[EXERCISE INSTRUCTIONS]
Among the records below, how many lines contain "chinasofti"? State the number and nothing more.

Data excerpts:
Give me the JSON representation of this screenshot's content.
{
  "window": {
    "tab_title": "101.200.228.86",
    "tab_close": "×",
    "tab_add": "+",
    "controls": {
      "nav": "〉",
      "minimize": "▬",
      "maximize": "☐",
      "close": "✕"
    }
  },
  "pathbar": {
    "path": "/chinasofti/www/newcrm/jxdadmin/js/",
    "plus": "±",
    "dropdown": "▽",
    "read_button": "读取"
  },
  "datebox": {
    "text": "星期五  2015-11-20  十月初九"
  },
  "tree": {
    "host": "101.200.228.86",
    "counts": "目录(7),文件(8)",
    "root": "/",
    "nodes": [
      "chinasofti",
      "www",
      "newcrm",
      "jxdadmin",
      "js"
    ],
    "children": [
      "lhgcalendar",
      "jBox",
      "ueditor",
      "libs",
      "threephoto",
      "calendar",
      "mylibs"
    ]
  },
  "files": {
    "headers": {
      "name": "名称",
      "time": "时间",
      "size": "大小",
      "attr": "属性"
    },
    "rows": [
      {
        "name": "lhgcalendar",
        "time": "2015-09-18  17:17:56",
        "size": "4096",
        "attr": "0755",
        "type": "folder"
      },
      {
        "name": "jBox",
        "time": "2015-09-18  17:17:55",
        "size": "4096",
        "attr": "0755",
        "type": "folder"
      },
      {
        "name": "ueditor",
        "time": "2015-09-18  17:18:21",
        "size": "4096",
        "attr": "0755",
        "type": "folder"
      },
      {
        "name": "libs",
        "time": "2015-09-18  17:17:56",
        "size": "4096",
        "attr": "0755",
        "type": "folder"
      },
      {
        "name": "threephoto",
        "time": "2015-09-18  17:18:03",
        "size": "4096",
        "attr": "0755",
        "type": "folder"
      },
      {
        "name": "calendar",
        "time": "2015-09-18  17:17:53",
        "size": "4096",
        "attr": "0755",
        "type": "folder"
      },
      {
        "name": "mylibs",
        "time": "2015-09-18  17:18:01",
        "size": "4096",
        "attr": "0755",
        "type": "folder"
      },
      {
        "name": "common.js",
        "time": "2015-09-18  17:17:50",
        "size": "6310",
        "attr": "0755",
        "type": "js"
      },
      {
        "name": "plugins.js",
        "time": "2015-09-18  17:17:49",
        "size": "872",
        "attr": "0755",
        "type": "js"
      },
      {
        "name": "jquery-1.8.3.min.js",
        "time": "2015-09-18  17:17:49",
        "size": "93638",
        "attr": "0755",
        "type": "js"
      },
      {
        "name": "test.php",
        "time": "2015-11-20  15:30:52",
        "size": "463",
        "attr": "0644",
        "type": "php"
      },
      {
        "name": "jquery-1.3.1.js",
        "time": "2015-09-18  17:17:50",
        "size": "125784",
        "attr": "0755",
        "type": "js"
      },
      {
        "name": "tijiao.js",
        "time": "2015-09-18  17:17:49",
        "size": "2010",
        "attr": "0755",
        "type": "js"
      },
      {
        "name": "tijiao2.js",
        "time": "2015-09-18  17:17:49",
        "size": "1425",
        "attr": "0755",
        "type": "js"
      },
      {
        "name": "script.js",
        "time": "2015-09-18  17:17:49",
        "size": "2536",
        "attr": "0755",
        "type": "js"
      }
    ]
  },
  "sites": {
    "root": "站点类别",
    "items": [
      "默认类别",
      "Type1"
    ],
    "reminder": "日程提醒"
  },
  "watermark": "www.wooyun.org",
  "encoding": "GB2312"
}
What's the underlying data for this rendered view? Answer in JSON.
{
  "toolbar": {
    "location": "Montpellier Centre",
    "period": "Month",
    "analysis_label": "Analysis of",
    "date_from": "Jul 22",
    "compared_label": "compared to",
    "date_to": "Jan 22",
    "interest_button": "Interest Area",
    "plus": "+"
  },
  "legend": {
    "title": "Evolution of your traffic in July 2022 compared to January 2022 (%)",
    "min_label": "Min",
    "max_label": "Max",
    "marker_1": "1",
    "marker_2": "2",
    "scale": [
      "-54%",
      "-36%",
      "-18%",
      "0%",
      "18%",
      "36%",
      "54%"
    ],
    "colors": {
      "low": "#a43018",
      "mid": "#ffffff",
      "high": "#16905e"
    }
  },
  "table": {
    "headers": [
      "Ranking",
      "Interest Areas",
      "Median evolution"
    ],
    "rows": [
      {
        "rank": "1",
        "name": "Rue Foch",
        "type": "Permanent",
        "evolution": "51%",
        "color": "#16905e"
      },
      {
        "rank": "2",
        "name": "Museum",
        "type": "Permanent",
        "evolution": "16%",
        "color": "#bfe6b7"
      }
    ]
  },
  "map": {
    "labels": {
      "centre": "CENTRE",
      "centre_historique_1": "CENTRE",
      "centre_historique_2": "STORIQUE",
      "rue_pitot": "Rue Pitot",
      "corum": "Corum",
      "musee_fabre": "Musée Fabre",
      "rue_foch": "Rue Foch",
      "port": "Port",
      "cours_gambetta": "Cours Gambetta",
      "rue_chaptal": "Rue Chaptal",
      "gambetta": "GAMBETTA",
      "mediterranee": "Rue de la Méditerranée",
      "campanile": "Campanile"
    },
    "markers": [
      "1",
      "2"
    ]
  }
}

[RESULT]
2